Exercise directions | A complete response lists each line of the data below that includes the word "title".

'''

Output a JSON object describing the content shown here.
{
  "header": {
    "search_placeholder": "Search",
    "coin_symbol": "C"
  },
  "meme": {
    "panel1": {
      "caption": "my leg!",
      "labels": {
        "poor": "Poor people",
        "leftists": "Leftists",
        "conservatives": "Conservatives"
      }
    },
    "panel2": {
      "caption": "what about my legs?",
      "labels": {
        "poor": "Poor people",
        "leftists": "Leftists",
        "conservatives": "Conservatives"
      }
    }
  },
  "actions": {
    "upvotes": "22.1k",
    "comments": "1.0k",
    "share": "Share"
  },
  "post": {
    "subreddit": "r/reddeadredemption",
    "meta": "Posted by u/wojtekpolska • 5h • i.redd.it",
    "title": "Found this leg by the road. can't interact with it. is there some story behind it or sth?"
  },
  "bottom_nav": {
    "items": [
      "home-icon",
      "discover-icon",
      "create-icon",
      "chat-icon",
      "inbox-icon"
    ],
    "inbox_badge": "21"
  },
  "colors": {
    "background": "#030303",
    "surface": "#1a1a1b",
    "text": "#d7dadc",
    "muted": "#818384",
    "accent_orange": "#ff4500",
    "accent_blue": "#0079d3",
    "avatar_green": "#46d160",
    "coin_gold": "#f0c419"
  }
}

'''
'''

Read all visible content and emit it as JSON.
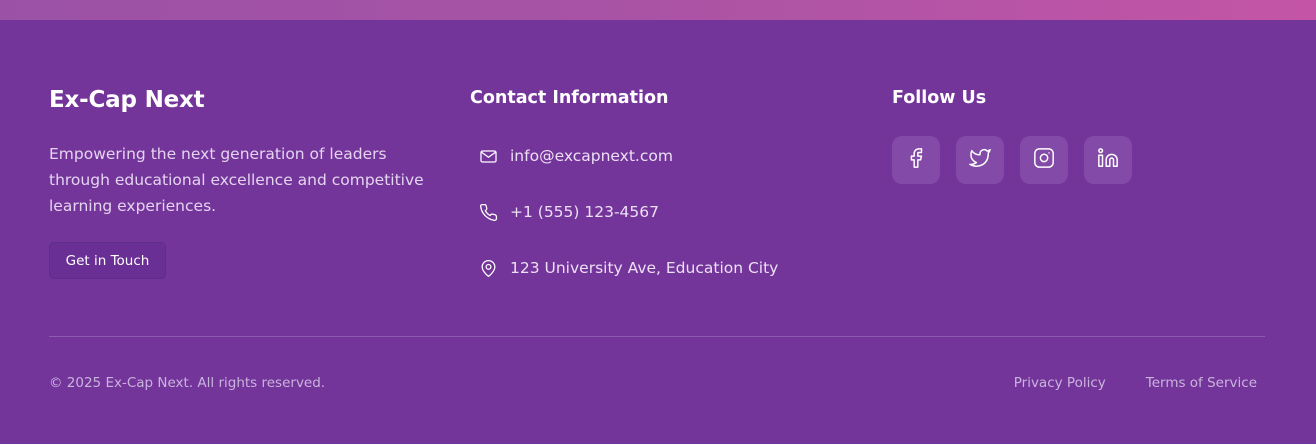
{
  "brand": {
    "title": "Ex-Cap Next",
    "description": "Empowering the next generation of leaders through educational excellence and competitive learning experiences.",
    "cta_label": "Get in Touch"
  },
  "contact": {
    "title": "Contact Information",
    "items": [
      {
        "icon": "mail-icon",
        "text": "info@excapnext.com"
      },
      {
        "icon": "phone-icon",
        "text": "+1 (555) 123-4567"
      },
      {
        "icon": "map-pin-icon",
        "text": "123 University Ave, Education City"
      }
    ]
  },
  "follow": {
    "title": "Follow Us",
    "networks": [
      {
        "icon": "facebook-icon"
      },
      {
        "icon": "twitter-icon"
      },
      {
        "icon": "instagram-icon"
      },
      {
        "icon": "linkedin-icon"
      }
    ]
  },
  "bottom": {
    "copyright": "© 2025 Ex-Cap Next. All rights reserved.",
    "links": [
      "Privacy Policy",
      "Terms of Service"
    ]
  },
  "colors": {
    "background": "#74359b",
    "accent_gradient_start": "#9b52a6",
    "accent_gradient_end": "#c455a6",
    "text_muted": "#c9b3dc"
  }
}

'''
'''

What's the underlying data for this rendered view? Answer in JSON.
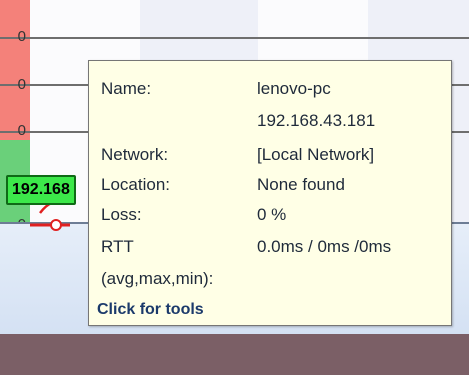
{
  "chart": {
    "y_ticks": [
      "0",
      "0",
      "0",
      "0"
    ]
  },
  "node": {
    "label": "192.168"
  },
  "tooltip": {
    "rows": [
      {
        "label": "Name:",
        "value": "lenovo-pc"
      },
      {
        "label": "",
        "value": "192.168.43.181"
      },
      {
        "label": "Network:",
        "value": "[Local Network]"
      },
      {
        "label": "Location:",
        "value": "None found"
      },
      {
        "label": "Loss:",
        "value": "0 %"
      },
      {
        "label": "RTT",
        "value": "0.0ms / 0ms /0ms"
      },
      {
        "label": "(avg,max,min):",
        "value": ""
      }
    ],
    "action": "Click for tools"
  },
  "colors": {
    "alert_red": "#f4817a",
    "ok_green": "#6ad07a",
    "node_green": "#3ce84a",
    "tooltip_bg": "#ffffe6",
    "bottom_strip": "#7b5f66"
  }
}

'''

Output of the exercise |
    "title": "Found this leg by the road. can't interact with it. is there some story behind it or sth?"
    "title": "Ex-Cap Next",
    "title": "Contact Information",
    "title": "Follow Us",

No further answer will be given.